Kevin Thomas of the Los Angeles Times called it "a solid, fast-moving action-adventure" in which Van Damme "does some of his best acting yet".[11] Conversely, Peter Stack of the San Francisco Chronicle criticized Van Damme's acting, which is "hobbled by a weak script that even veteran Hong Kong action director Ringo Lam can't salvage".[12]

See also

  • Double Impact, a 1991 action film which also has Van Damme playing identical twins.

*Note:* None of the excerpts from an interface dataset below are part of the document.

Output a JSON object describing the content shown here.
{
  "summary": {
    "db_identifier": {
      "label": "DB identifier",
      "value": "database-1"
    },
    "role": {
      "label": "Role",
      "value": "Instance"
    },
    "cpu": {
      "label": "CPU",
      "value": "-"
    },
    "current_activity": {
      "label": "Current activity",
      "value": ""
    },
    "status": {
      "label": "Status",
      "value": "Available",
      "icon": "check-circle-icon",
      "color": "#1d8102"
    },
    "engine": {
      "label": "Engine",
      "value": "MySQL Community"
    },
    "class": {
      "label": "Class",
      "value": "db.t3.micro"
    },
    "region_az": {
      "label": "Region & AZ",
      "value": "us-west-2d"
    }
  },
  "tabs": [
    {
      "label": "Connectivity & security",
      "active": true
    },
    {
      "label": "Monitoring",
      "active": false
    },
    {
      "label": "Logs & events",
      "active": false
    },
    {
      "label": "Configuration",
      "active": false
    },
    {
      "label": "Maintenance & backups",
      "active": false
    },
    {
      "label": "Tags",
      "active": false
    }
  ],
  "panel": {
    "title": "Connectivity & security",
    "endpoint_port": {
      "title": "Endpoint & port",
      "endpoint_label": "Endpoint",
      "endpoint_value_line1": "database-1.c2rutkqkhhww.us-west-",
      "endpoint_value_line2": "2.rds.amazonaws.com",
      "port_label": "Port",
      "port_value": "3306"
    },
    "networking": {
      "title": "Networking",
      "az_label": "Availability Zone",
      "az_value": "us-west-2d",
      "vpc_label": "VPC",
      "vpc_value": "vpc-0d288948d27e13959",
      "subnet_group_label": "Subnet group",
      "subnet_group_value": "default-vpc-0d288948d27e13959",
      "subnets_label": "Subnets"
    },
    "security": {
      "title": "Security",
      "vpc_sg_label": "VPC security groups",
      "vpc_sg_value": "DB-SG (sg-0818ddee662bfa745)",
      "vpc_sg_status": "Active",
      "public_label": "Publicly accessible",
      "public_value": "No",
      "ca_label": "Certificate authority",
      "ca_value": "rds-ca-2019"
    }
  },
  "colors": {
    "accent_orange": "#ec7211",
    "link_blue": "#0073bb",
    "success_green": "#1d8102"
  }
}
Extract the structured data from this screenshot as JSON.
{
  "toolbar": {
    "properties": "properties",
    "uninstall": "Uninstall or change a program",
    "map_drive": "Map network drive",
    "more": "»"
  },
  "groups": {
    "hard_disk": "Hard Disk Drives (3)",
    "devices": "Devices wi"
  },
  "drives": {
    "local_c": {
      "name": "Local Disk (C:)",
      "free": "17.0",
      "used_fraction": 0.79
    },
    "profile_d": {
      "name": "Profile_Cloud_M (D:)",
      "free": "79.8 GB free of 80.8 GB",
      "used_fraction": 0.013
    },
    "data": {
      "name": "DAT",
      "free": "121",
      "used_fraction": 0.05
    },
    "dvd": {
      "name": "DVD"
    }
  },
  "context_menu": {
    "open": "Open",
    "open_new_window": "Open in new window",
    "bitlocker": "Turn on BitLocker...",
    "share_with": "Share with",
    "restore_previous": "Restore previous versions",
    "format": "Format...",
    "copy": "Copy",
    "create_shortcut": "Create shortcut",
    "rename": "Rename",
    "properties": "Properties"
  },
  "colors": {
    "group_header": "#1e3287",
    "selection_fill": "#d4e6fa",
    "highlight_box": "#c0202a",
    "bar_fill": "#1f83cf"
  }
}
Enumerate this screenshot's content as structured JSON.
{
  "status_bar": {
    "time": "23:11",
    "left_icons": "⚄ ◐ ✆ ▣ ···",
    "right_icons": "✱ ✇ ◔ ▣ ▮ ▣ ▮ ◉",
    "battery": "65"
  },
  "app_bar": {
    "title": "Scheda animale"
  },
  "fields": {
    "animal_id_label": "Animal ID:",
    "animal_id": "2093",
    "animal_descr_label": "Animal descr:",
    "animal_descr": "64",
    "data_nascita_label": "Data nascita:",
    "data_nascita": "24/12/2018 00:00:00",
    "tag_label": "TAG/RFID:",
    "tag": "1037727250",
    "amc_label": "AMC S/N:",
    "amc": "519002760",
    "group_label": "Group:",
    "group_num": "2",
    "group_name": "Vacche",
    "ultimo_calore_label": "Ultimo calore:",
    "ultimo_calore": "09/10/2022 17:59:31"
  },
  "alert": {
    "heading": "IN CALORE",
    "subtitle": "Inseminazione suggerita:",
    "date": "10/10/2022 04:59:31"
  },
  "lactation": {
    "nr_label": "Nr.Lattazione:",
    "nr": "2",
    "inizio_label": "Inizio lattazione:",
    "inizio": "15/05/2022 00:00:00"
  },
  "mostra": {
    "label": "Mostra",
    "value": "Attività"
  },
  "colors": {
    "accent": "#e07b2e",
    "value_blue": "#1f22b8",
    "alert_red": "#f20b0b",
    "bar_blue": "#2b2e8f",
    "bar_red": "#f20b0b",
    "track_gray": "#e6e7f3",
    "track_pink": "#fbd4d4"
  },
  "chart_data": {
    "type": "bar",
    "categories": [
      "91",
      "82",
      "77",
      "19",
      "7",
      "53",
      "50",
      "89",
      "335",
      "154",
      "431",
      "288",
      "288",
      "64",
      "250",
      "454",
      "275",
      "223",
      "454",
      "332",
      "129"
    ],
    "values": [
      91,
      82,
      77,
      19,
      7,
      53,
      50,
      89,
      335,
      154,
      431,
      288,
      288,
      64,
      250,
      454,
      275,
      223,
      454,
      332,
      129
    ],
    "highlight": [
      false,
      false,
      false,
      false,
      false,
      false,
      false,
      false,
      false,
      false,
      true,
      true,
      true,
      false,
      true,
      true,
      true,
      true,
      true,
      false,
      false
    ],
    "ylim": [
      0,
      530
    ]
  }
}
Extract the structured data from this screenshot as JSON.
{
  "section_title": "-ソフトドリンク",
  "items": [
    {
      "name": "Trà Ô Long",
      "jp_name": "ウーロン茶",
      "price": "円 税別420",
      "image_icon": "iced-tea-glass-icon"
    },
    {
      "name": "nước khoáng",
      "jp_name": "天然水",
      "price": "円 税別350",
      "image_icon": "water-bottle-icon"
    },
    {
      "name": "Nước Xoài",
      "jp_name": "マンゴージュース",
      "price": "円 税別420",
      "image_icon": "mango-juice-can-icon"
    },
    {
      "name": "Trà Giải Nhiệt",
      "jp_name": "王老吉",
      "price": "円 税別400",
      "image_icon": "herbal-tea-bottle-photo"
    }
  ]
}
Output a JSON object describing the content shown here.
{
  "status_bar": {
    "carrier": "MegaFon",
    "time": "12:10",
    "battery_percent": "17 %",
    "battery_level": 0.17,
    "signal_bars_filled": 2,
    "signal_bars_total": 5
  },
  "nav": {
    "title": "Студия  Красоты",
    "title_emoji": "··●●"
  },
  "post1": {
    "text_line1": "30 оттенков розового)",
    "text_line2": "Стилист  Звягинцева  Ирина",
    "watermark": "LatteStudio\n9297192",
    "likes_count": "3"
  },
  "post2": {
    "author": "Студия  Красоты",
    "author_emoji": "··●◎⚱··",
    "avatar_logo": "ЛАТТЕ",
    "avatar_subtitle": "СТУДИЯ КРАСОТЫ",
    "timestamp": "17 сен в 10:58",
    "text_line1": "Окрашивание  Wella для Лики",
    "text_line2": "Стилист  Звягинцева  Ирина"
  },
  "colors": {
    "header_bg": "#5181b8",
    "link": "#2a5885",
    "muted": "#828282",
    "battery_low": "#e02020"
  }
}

  1. ^ a b "Maximum Risk". The Numbers. Retrieved February 6, 2015.
  2. ^ "Jean-Claude Van Damme". The A.V. Club. Retrieved March 22, 2011.
  3. ^ Hal Hinson (March 30, 1996). "Hooray for Hong Kong! Hollywood Looks East". The Washington Post. p. B1.
  4. ^ Patches, Matt (January 31, 2014). "Surely They Can't Be Serious? - The unlikely rise of Jason Friedberg and Aaron Seltzer, Hollywood's majorly hated, hugely successful kings of the modern-day spoof". Grantland. Retrieved February 2, 2014.
  5. ^ "'Risk,' 'Fly Away' Draw Top Spots at Box Office". Los Angeles Times. September 16, 1996. Retrieved August 25, 2010.
  6. ^ "Maximum Risk (1996)". Rotten Tomatoes. Retrieved February 6, 2015.
  7. ^ "CinemaScore".
  8. ^ Klady, Leonard (September 16, 1996). "Maximum Risk". Variety. Retrieved August 25, 2010.
  9. ^ "Maximum Risk". The Washington Post. March 11, 1997. Retrieved August 25, 2010.
  10. ^ Van Gelder, Lawrence (September 14, 1996). "Maximum Risk". The New York Times. Retrieved February 6, 2015.
  11. ^ Thomas, Kevin (September 14, 1996). "'Risk' Lets Van Damme Show Some Depth". Los Angeles Times. Retrieved February 6, 2015.
  12. ^ Stack, Peter (March 14, 1997). "Van Damme Tries to Act and Fails". San Francisco Chronicle. Retrieved February 6, 2015.

External links